- Available data:
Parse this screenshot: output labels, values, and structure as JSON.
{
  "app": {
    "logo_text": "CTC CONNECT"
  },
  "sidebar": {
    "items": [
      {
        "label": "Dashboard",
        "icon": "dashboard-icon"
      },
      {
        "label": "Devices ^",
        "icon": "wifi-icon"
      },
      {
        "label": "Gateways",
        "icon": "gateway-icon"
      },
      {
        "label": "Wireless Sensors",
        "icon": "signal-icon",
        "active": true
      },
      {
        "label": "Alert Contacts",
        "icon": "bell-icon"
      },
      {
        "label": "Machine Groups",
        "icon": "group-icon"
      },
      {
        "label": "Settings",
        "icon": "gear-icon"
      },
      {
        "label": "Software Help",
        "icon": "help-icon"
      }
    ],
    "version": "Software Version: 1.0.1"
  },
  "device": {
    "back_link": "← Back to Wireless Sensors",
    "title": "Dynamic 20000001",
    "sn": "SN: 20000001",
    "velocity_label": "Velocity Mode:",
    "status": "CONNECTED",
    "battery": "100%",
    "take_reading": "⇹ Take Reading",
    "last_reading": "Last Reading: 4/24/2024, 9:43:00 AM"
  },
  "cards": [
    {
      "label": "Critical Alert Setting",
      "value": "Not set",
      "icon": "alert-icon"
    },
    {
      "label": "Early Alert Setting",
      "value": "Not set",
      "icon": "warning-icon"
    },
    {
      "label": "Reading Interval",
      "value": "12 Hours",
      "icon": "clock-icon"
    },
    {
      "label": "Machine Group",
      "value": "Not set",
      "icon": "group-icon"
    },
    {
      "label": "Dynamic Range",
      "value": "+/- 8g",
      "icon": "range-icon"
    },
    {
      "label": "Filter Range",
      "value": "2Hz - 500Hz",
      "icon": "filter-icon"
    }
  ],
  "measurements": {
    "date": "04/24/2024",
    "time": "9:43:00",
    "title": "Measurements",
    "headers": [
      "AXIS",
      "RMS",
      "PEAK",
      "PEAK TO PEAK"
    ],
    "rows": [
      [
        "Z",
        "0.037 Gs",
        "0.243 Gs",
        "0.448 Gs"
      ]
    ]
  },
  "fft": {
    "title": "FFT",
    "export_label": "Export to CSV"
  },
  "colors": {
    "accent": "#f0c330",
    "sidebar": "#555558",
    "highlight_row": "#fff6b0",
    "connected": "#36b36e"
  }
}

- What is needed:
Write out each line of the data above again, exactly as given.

- Exercise result:
Parse this screenshot: output labels, values, and structure as JSON.
{
  "app": {
    "logo_text": "CTC CONNECT"
  },
  "sidebar": {
    "items": [
      {
        "label": "Dashboard",
        "icon": "dashboard-icon"
      },
      {
        "label": "Devices ^",
        "icon": "wifi-icon"
      },
      {
        "label": "Gateways",
        "icon": "gateway-icon"
      },
      {
        "label": "Wireless Sensors",
        "icon": "signal-icon",
        "active": true
      },
      {
        "label": "Alert Contacts",
        "icon": "bell-icon"
      },
      {
        "label": "Machine Groups",
        "icon": "group-icon"
      },
      {
        "label": "Settings",
        "icon": "gear-icon"
      },
      {
        "label": "Software Help",
        "icon": "help-icon"
      }
    ],
    "version": "Software Version: 1.0.1"
  },
  "device": {
    "back_link": "← Back to Wireless Sensors",
    "title": "Dynamic 20000001",
    "sn": "SN: 20000001",
    "velocity_label": "Velocity Mode:",
    "status": "CONNECTED",
    "battery": "100%",
    "take_reading": "⇹ Take Reading",
    "last_reading": "Last Reading: 4/24/2024, 9:43:00 AM"
  },
  "cards": [
    {
      "label": "Critical Alert Setting",
      "value": "Not set",
      "icon": "alert-icon"
    },
    {
      "label": "Early Alert Setting",
      "value": "Not set",
      "icon": "warning-icon"
    },
    {
      "label": "Reading Interval",
      "value": "12 Hours",
      "icon": "clock-icon"
    },
    {
      "label": "Machine Group",
      "value": "Not set",
      "icon": "group-icon"
    },
    {
      "label": "Dynamic Range",
      "value": "+/- 8g",
      "icon": "range-icon"
    },
    {
      "label": "Filter Range",
      "value": "2Hz - 500Hz",
      "icon": "filter-icon"
    }
  ],
  "measurements": {
    "date": "04/24/2024",
    "time": "9:43:00",
    "title": "Measurements",
    "headers": [
      "AXIS",
      "RMS",
      "PEAK",
      "PEAK TO PEAK"
    ],
    "rows": [
      [
        "Z",
        "0.037 Gs",
        "0.243 Gs",
        "0.448 Gs"
      ]
    ]
  },
  "fft": {
    "title": "FFT",
    "export_label": "Export to CSV"
  },
  "colors": {
    "accent": "#f0c330",
    "sidebar": "#555558",
    "highlight_row": "#fff6b0",
    "connected": "#36b36e"
  }
}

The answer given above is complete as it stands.